German co-pilot deliberately crashes plane

By Jessica Ganga
Nation & World Editor  

A German newspaper releases final moments of Flight 9525 (AP Photo).
A German newspaper releases final moments of Flight 9525 (AP Photo).

More information is beginning to surface about the Germanwings flight that crashed into the French Alps on Tuesday, March 24. According to CNN, the co-pilot, Andreas Lubitz, deliberately downed the plane carrying 150 onboard, including himself.

Audio from the flight has been released, allowing a timeline to be determined of how the crash occurred, according to CNN. A German newspaper, Bild, released the sequence of events on Sunday, March 29.

According to the recording, the captain of the flight, Patrick Sodenheimer, could be heard leaving the cockpit after Lubitz tells the captain he can “go any time,” allowing Lubitz to take over the wheel. Then, the plane begins to descend, setting off an alarm. Next, Sodenheimer could be heard banging on the locked cockpit door. The last sounds to be heard are people screaming in the background and a wing scraping a mountain.

Reasons why Lubitz would down the plane are unknown, but according to CNN and other news media reports, the co-pilot had mental health issues. Investigators later found a ripped-up letter in a garbage can in Lubitz’s apartment in Dusseldorf, Germany that said he wasn’t fit for his job.

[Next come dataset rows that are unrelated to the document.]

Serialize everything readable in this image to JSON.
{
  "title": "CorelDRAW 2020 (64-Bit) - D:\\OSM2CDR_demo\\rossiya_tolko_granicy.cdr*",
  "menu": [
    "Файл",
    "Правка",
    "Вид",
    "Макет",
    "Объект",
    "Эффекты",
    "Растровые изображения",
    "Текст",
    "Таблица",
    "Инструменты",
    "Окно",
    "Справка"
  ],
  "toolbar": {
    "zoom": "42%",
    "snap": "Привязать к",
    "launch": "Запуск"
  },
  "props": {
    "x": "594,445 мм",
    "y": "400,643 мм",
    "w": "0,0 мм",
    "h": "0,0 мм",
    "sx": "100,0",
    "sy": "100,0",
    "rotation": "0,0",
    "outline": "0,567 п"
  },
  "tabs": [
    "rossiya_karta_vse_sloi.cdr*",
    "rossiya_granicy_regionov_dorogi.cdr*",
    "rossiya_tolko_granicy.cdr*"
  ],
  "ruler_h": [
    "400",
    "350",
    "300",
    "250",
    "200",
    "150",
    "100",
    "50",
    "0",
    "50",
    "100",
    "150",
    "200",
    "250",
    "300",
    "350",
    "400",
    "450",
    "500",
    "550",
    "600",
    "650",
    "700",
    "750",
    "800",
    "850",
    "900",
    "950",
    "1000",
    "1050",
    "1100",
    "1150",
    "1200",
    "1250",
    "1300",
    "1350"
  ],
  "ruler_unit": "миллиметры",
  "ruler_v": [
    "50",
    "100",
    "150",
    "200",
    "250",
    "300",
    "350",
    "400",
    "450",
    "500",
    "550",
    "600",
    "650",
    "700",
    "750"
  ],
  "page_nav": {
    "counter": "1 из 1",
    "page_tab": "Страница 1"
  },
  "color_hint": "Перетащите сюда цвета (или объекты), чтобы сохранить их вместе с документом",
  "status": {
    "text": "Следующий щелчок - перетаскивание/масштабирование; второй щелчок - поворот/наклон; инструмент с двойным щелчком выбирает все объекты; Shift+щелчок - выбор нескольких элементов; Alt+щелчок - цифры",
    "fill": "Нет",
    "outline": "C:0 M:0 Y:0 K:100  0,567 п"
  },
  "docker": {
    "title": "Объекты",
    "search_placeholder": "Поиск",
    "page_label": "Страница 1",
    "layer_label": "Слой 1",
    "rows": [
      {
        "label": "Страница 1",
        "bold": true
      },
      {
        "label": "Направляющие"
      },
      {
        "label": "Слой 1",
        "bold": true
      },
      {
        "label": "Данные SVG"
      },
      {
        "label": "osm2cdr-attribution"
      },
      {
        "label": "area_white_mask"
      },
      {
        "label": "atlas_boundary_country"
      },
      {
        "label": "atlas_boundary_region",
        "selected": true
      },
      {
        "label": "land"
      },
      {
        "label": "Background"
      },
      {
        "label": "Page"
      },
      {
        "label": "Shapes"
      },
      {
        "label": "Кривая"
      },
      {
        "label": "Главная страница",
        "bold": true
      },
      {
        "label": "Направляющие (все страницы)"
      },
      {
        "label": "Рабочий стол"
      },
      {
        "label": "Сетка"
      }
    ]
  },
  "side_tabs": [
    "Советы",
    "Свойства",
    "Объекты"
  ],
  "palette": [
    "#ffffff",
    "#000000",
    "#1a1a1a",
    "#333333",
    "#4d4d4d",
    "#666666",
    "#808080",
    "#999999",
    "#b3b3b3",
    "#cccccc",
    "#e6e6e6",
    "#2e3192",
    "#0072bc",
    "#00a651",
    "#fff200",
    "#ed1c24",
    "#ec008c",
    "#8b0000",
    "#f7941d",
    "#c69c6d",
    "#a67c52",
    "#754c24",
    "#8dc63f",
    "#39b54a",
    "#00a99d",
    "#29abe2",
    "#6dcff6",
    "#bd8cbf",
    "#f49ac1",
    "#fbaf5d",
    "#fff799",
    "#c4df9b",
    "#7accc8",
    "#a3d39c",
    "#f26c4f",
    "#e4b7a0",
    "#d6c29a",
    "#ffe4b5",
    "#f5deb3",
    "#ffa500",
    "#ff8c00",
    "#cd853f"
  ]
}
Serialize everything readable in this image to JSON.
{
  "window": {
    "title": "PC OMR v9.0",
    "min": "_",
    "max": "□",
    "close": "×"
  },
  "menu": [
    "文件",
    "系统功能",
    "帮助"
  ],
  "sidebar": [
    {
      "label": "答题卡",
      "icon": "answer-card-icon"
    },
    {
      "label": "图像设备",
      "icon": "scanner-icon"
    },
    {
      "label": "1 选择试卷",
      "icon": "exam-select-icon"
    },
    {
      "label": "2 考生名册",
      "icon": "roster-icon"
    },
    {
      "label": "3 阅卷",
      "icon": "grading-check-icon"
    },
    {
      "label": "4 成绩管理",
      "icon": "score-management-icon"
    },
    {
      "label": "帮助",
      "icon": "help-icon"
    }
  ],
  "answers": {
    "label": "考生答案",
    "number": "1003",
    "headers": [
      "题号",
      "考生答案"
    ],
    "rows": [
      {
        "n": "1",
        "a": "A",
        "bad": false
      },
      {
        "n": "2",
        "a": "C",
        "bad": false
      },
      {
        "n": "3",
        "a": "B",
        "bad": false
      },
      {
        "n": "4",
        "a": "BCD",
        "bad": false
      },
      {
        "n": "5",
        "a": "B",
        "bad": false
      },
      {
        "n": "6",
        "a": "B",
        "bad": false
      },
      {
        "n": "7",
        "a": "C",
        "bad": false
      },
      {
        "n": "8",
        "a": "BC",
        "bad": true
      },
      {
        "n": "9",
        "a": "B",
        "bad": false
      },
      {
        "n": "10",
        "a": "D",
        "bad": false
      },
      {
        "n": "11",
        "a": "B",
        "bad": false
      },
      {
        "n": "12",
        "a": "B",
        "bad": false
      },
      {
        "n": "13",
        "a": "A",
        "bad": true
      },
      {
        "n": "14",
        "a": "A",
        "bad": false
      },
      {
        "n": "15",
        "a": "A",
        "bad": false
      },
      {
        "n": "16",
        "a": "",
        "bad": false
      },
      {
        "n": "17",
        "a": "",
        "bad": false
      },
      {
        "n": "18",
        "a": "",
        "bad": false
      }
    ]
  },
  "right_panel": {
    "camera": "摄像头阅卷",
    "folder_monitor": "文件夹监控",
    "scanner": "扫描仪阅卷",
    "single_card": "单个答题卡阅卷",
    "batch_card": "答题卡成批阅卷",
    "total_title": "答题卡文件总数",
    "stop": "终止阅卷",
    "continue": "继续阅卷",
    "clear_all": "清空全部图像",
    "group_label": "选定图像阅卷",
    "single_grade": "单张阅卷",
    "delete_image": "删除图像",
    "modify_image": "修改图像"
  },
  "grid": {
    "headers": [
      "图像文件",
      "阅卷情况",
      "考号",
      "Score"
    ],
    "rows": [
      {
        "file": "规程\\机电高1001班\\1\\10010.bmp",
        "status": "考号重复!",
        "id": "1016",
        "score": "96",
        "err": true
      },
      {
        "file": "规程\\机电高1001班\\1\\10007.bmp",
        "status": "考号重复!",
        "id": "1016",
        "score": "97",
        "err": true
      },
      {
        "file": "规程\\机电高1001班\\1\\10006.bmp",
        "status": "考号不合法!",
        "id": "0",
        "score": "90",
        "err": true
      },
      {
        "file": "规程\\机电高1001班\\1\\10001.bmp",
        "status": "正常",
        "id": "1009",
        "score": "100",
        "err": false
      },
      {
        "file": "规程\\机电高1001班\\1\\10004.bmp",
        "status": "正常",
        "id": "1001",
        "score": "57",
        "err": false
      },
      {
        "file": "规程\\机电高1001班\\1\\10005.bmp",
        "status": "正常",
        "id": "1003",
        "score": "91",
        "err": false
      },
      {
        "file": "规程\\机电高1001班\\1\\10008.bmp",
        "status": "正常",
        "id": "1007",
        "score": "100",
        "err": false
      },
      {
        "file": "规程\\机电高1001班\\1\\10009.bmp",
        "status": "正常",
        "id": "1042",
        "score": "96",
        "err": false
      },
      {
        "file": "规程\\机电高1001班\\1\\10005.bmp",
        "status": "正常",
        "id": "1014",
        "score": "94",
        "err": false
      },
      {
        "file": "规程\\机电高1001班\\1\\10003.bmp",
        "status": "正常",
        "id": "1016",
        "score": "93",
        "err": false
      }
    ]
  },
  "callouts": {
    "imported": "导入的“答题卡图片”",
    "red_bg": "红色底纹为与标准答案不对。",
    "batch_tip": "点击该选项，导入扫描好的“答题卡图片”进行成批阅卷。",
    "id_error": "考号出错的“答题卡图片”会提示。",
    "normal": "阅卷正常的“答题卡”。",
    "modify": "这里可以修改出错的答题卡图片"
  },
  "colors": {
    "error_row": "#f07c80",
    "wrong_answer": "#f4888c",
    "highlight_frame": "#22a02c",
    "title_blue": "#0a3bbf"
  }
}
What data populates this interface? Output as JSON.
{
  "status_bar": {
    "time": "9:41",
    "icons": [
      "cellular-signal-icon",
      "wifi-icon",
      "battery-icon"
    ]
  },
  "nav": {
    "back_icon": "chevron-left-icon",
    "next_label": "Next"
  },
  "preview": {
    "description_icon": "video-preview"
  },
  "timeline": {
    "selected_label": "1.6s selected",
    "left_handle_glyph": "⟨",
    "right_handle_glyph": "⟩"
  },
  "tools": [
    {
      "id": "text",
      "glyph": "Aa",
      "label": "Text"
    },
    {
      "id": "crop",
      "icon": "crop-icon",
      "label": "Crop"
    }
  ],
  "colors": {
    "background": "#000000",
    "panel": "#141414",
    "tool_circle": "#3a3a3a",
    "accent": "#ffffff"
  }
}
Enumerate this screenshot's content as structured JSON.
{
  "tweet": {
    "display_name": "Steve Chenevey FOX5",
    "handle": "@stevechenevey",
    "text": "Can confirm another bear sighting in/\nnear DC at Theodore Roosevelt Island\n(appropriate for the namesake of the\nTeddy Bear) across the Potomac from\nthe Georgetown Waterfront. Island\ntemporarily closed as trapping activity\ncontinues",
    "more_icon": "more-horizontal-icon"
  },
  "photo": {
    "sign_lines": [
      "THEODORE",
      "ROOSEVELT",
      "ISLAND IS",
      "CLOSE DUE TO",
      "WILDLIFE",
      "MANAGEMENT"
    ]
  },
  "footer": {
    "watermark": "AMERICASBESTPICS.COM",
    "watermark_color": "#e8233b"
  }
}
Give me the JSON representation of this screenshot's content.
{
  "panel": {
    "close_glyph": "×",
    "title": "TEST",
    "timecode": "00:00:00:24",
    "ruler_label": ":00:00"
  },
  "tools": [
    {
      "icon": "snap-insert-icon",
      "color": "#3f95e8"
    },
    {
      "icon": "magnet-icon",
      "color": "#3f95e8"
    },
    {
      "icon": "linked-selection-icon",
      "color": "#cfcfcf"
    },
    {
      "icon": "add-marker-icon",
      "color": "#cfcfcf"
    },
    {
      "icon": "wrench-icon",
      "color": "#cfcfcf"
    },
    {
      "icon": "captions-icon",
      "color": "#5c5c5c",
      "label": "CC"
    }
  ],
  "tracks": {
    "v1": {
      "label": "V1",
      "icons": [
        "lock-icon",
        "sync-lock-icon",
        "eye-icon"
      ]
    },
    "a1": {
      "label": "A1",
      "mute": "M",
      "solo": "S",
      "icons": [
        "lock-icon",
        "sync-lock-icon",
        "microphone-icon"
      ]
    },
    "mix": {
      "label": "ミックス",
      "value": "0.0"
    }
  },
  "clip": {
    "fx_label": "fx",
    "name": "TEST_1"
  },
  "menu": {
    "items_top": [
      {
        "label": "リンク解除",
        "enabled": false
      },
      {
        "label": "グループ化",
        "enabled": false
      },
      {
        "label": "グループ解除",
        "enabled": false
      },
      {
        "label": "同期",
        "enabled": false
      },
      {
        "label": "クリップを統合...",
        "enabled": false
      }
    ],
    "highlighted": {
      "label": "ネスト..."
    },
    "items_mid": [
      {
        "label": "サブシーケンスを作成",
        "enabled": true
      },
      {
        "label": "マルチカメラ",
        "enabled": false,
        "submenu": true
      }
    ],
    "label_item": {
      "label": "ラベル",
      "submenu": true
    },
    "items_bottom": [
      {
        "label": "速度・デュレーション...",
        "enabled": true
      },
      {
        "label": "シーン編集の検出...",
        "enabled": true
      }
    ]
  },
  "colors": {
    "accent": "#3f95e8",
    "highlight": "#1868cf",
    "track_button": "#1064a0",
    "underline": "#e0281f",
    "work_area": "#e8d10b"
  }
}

After spending 90 minutes in the apartment, authorities left with boxes of paper and various folders of evidence.

According to the New York Times, the police officers that searched through the apartment Thursday, March 26, found antidepressants. The Times also reported that notes were found by various doctors saying that the pilot was too ill to fly, including a note on the day of the crash.

Additionally, Lubitz sought medical treatment before the crash for vision problems that could potentially put his career at risk, but never told the airline about his vision concerns, according to the Times.

In the summer of 2014, Lubitz passed his annual pilot recertification medical examination, but the exam only tests physical health — not mental — according to CNN.

The recent finding of Lubitz’s speculated condition has sparked questions of how people should be deemed mentally fit to fly.

In the United States, the Federal Aviation Administration requires captains to have their medical certificate renewed every year if the pilot is under 40 and every six months if the pilot is over 40, but this doesn’t include psychological tests, according to NBC News.

“The system relies on pilots self-declaring, so unless a pilot is honest about an alcohol problem or a psychiatric disorder, there’s no guarantee a problem would be spotted,” said aviation psychologist Diane Damos, whose company specializes in pilot selection and screening, to NBC.

Although there is a lot of speculation surrounding the mental state of the co-pilot, Lufthansa CEO Carson Spohr said there was “no indication what could have led the co-pilot to commit this terrible act,” at a news conference.

Investigators are still trying to gather more information on the crash and Lubitz.